__What you have to do__: Check each line of the entries for "down" and report the ones that have it.

(Excerpts from an interface dataset)
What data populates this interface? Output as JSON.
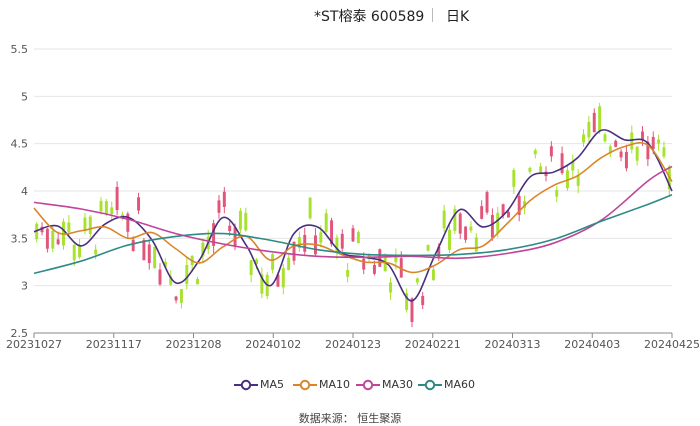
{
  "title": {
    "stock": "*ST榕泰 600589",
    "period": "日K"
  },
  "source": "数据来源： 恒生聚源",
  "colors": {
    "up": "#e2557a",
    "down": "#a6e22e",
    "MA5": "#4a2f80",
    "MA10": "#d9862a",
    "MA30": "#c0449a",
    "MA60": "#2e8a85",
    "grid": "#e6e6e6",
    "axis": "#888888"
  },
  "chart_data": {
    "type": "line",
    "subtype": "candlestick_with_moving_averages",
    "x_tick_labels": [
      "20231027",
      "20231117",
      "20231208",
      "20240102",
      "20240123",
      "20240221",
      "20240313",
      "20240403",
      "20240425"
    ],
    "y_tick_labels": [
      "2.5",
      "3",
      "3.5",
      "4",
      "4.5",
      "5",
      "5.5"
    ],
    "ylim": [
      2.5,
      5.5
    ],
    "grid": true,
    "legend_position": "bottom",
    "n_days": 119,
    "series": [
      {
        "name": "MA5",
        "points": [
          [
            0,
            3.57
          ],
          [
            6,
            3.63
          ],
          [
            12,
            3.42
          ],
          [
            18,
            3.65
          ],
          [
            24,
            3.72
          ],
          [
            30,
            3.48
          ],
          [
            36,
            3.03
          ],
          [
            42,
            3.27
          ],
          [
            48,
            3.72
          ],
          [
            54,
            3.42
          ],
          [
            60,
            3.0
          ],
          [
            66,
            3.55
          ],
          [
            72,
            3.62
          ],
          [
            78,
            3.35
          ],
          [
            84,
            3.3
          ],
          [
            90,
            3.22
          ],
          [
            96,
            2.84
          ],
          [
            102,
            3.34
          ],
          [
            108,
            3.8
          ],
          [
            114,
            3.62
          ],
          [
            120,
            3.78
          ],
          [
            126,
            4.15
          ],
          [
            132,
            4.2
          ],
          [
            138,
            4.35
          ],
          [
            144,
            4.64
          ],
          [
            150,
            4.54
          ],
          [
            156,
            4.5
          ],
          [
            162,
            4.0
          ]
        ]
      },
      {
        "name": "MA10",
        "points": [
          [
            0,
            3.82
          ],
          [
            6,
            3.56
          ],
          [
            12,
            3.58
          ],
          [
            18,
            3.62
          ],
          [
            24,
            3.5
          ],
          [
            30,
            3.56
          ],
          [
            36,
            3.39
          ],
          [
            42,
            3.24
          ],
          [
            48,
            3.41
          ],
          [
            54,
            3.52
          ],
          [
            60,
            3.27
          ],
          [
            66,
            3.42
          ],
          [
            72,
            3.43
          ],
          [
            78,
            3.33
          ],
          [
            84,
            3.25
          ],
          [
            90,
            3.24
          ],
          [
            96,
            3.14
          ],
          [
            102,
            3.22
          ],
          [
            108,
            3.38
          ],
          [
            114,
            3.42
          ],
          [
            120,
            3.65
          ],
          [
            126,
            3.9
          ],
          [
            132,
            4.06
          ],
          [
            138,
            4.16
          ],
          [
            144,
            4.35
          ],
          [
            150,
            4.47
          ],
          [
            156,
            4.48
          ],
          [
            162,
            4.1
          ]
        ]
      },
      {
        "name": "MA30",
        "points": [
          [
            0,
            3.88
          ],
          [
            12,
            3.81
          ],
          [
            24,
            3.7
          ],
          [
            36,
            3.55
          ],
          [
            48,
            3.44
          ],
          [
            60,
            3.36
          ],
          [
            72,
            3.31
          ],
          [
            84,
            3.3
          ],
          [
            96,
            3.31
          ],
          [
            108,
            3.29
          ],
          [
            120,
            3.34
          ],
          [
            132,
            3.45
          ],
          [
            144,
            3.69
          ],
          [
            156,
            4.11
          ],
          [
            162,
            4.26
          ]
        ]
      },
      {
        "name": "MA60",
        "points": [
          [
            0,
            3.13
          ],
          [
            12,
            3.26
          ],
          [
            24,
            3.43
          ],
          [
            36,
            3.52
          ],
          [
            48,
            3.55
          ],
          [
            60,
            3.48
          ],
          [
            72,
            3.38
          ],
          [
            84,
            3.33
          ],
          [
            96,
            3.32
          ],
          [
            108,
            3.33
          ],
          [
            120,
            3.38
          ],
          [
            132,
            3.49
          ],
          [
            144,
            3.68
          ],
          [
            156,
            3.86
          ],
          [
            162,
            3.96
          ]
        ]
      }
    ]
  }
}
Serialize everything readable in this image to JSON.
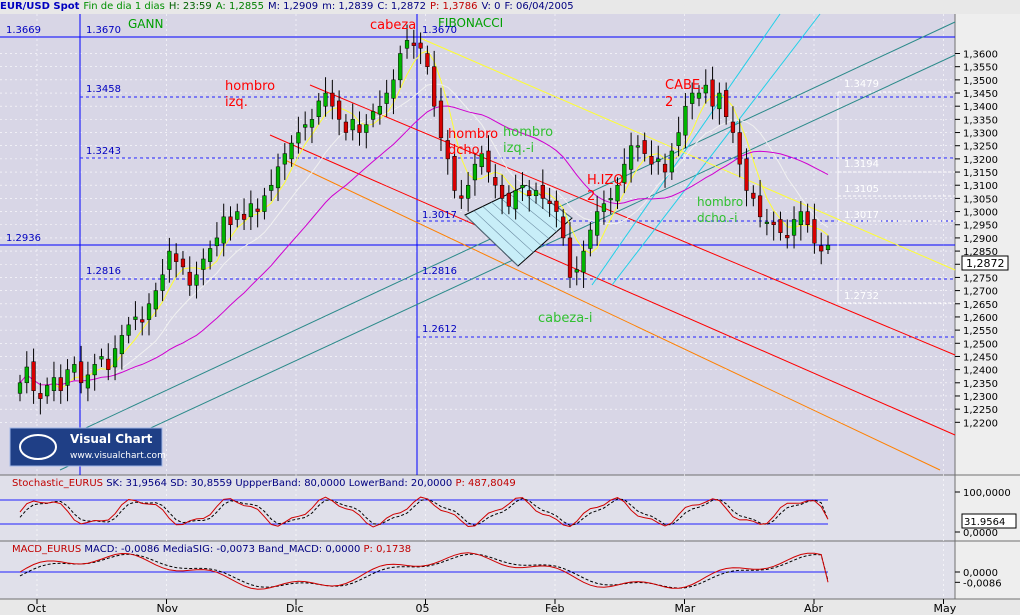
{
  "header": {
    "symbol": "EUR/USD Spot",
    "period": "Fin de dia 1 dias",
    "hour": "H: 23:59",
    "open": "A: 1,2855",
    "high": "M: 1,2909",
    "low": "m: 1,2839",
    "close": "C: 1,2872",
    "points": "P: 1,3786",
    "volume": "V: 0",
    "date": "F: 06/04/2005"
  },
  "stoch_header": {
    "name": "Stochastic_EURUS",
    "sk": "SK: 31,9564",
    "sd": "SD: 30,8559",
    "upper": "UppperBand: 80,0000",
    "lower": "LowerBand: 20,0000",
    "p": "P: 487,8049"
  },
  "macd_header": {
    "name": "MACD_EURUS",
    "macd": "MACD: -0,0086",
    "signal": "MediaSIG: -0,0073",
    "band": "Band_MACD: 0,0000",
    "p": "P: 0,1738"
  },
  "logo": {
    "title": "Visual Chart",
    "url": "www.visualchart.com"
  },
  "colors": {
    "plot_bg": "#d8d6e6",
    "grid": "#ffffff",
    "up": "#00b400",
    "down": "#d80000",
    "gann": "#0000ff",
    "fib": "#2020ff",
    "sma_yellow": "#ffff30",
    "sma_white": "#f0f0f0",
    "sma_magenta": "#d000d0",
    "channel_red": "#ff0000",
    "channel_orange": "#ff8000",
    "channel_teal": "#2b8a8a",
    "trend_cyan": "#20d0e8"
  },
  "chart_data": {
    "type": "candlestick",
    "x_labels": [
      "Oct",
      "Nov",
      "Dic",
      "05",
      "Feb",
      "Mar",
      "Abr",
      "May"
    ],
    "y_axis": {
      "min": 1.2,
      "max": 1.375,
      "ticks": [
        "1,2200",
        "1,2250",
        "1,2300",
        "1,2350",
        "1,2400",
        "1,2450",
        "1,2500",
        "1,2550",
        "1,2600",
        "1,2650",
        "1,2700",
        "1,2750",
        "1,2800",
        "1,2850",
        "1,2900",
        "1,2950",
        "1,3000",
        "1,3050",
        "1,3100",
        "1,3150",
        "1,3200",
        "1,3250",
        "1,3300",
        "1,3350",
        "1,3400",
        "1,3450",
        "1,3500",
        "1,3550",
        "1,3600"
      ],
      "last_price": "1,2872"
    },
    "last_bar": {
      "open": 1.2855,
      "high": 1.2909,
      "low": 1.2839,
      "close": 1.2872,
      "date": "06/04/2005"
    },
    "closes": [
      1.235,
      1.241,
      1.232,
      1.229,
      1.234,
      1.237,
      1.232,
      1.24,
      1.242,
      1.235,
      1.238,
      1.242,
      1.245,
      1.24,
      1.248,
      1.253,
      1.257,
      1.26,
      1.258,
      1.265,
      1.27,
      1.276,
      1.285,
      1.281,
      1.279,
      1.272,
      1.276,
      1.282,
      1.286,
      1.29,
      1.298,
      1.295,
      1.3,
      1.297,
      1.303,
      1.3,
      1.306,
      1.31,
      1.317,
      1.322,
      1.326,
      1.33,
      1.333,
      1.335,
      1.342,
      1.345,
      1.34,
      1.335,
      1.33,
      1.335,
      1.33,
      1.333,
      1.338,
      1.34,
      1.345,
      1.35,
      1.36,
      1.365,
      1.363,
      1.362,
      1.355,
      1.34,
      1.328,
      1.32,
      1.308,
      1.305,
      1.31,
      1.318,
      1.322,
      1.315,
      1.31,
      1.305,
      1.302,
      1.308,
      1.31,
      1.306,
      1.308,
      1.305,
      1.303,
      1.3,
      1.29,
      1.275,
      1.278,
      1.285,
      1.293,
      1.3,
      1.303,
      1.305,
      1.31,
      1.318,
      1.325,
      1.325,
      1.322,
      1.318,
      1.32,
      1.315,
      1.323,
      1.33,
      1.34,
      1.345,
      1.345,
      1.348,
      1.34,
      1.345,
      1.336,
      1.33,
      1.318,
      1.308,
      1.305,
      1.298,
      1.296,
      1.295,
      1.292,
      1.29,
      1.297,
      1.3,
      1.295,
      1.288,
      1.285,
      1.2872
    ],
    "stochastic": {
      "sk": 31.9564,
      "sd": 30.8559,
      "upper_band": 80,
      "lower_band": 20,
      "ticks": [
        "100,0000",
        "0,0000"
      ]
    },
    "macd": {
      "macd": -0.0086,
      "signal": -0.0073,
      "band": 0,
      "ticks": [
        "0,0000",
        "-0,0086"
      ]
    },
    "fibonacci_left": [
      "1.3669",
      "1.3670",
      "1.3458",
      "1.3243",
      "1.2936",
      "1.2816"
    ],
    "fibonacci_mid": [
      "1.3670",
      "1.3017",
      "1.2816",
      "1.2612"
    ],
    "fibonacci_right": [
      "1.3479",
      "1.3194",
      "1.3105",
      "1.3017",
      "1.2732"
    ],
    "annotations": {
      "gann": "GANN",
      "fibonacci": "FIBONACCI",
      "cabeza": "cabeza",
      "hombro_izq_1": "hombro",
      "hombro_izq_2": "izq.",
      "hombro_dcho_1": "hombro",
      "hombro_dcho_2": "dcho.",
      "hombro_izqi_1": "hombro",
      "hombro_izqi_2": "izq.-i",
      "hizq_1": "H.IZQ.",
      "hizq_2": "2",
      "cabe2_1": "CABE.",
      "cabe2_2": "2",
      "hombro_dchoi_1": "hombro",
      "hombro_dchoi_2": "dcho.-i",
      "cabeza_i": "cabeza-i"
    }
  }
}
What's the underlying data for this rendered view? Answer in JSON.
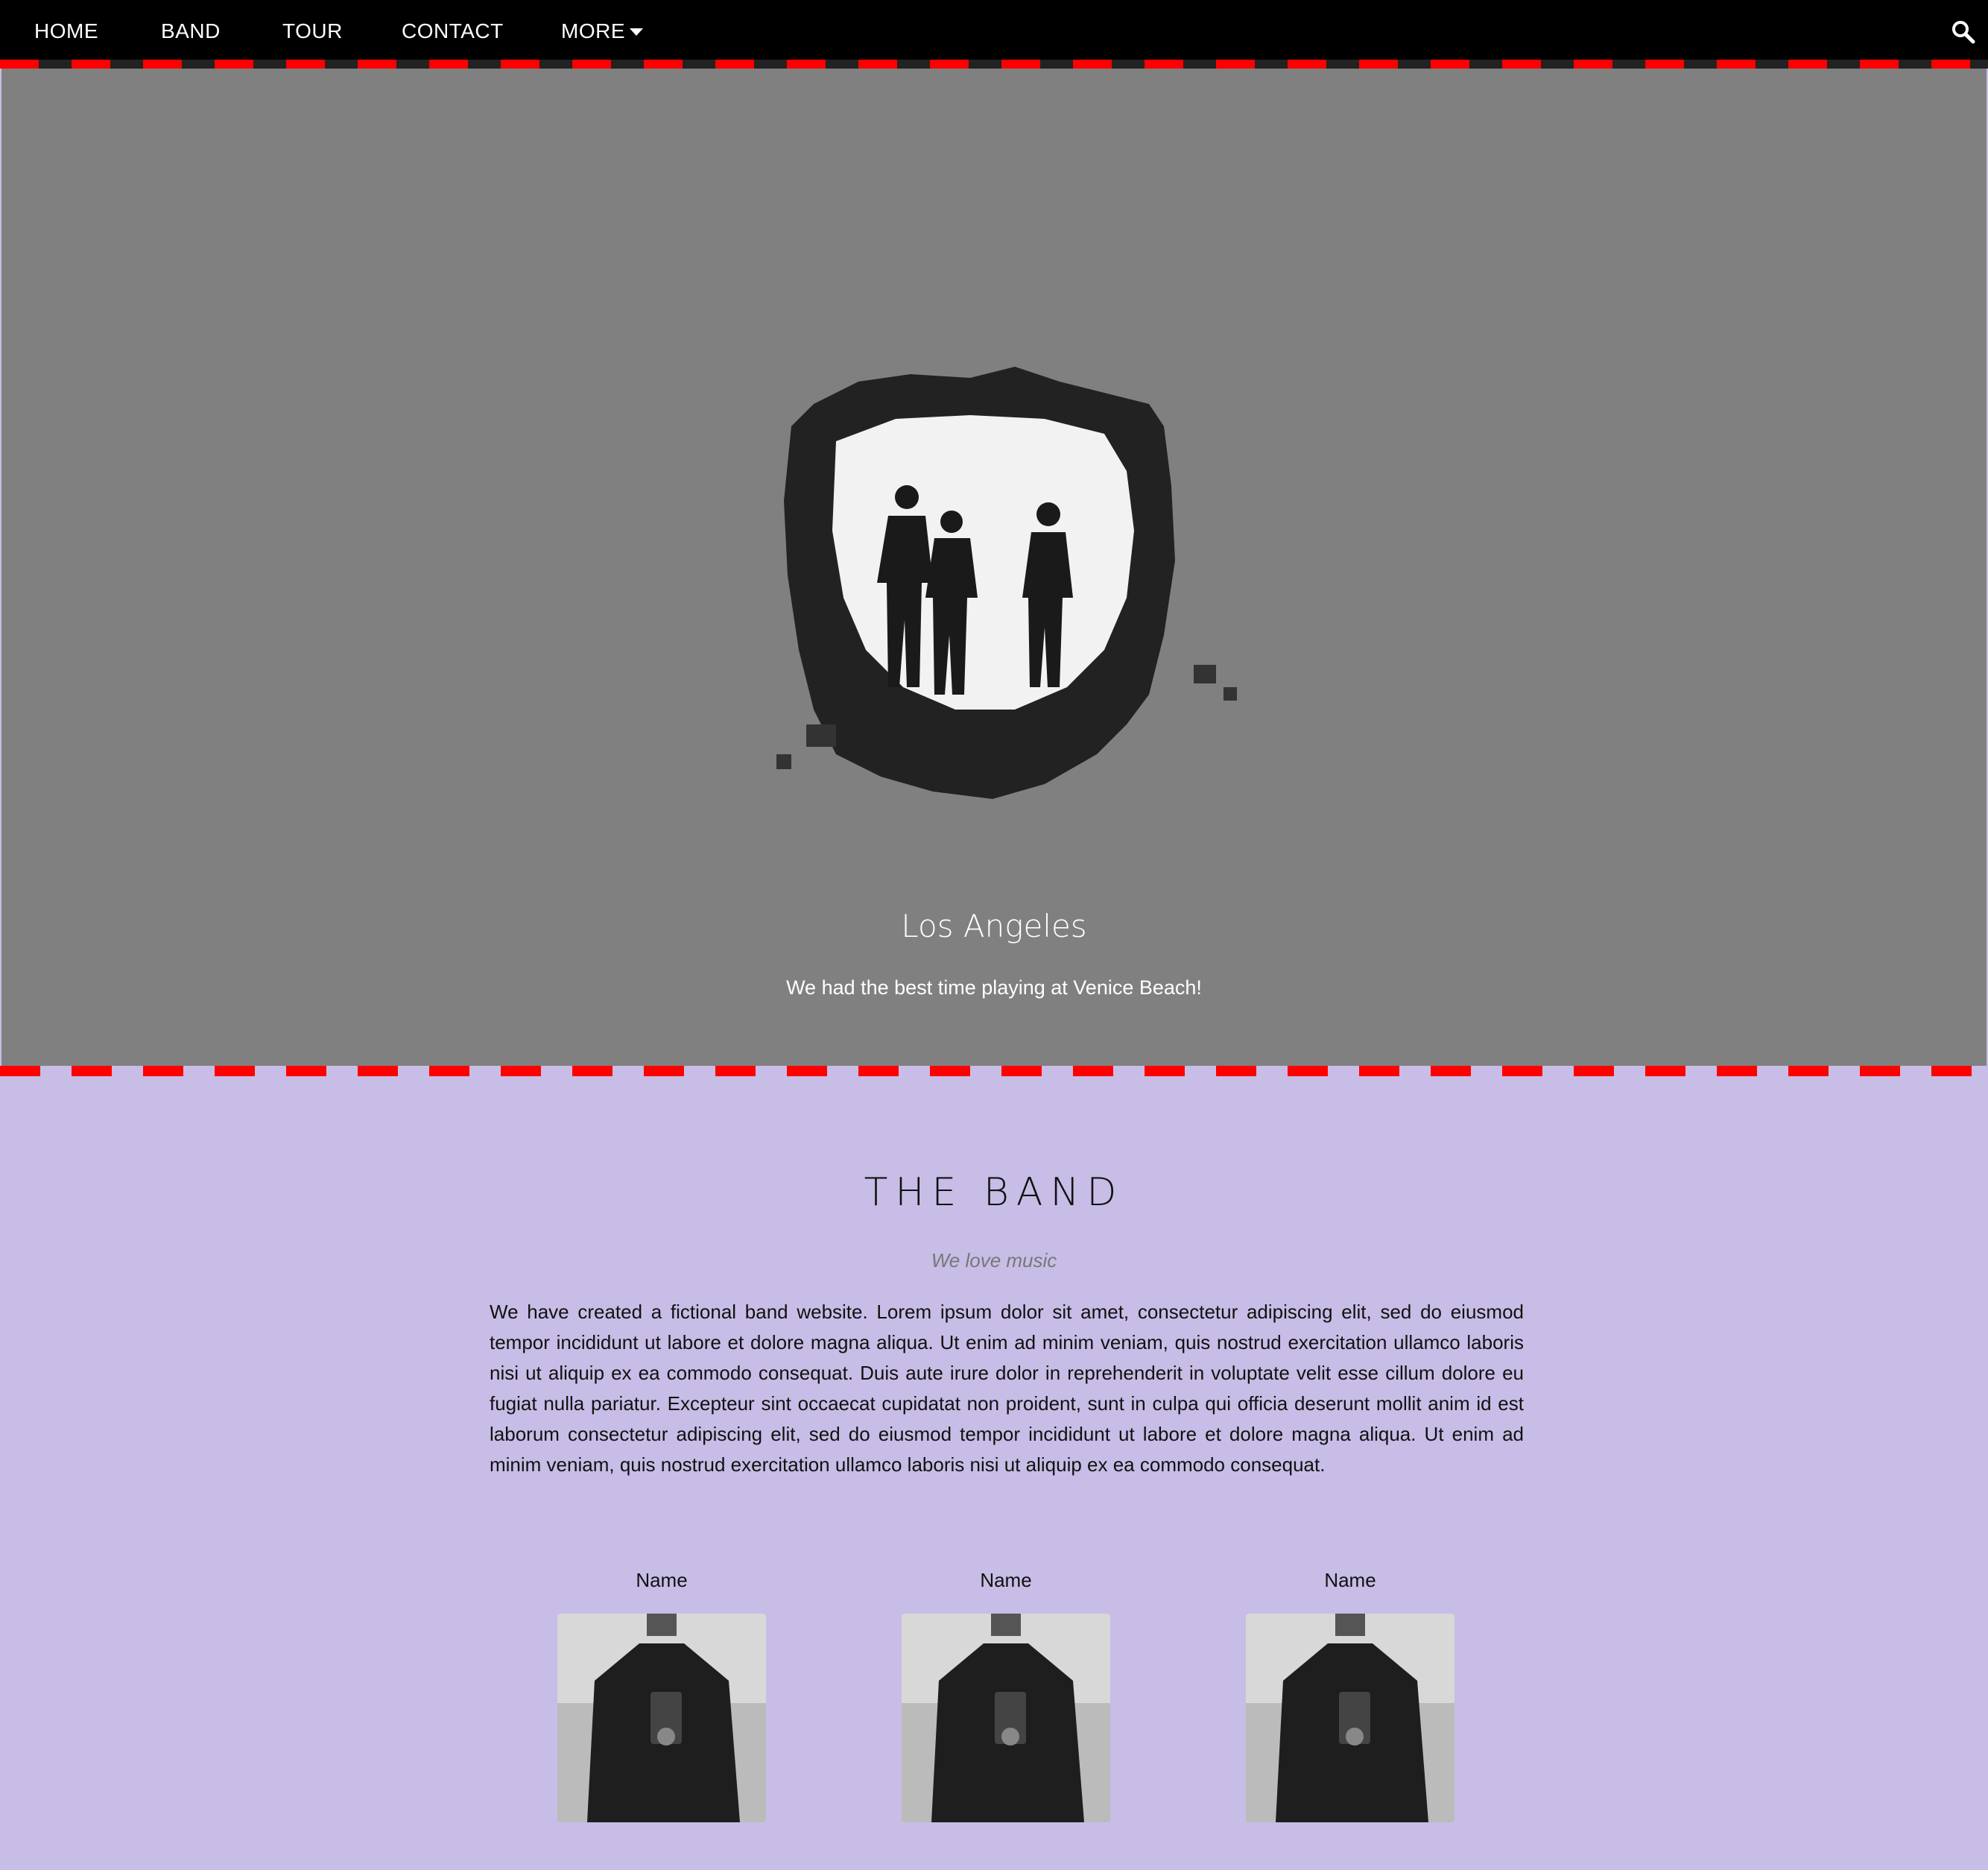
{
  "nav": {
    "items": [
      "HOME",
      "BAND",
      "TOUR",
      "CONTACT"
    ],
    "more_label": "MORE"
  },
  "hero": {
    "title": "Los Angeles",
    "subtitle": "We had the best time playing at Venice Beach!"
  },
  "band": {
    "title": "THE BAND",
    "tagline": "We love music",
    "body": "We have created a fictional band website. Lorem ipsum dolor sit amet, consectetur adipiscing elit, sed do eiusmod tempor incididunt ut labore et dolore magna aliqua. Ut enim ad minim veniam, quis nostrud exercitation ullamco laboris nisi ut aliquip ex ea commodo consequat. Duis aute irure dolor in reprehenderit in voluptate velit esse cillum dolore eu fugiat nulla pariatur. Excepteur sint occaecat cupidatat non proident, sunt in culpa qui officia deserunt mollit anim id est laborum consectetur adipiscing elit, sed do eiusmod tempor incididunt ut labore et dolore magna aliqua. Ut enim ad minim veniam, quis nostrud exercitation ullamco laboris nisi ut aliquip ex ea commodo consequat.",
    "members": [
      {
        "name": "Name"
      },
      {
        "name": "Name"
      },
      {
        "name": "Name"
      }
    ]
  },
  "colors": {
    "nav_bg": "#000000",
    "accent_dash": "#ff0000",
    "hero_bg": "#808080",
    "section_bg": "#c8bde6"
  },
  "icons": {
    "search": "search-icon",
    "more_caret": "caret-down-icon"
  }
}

__Written response__:
    "down": "#a6e22e",
    "down": "#d80000",
    "more_caret": "caret-down-icon"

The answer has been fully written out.